Segment Start: Material for this task

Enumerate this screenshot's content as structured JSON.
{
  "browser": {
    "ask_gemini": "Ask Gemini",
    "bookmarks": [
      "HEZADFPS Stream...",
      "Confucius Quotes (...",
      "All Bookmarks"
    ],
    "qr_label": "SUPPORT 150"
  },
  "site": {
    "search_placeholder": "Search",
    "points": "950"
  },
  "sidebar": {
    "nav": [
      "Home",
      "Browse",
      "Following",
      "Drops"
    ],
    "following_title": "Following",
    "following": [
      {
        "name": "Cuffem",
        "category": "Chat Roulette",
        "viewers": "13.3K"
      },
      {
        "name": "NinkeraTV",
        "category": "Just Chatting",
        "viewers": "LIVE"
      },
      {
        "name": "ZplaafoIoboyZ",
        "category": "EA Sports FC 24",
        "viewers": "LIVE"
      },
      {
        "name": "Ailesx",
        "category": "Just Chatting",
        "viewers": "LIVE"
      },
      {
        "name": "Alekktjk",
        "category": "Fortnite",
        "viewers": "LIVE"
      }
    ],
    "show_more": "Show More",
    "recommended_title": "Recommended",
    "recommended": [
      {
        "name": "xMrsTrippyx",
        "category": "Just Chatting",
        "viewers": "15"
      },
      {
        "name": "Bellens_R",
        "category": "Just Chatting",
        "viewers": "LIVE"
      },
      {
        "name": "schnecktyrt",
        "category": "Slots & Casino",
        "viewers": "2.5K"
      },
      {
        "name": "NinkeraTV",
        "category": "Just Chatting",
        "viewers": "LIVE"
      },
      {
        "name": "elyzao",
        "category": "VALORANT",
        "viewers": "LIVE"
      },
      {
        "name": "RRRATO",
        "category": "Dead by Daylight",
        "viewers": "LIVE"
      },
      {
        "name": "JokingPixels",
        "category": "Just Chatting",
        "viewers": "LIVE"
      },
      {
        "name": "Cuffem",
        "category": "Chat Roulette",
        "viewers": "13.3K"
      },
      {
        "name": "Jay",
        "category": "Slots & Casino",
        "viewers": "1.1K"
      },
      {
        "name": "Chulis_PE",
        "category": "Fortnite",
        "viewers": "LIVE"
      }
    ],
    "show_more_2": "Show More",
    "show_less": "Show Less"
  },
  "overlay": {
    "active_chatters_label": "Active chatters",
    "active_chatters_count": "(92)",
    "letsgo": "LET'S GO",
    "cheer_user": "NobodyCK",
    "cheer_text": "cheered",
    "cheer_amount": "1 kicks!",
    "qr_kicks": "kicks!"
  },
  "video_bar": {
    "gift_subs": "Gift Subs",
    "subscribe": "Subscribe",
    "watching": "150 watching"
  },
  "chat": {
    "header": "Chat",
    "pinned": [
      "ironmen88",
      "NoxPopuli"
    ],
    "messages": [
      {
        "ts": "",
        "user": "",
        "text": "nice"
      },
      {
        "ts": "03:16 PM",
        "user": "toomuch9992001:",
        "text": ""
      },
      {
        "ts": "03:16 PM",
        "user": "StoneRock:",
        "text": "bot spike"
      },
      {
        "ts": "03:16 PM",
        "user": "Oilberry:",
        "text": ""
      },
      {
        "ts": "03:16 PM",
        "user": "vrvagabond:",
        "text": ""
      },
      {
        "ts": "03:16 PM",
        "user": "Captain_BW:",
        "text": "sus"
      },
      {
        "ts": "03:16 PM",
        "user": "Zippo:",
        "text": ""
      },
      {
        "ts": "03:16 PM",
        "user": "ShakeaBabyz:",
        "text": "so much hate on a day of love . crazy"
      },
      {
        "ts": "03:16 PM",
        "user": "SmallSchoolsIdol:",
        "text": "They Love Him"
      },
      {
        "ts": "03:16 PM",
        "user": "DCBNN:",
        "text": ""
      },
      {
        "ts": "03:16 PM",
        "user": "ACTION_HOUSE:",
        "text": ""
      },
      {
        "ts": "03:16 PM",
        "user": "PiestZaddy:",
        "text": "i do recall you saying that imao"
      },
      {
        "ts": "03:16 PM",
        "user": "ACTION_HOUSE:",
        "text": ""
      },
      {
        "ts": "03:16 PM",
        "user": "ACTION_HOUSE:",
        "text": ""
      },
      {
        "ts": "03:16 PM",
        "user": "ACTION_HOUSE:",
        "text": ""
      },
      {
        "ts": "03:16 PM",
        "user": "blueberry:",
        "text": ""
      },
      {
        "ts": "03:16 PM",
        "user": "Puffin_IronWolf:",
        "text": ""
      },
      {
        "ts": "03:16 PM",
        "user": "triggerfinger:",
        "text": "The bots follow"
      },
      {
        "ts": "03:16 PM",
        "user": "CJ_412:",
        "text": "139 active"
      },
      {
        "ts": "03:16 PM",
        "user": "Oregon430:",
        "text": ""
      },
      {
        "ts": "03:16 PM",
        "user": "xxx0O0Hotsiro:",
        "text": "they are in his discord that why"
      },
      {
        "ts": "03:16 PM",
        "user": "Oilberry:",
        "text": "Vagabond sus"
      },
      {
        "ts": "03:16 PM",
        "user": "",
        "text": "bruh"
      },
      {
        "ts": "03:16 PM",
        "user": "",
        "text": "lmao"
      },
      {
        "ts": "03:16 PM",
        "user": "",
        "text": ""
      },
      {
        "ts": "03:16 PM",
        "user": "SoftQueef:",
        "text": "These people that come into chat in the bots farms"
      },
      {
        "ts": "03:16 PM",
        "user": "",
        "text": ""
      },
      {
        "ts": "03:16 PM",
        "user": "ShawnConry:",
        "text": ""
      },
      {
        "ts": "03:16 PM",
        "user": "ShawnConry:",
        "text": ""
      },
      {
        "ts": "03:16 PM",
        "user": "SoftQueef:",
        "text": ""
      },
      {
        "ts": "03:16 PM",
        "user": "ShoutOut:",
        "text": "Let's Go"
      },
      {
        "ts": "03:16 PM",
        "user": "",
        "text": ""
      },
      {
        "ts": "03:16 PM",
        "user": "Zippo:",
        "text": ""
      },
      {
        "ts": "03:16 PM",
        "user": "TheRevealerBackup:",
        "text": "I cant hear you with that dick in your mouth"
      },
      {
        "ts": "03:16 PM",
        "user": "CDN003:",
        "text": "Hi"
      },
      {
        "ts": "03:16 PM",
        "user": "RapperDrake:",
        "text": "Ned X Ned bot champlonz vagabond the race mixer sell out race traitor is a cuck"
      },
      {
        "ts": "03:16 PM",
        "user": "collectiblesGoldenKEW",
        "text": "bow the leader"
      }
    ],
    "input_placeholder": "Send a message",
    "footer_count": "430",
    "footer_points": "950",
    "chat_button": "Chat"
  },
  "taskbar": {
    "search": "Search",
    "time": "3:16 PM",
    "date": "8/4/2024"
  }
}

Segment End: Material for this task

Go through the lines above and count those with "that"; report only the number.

### [Completed exercise]
4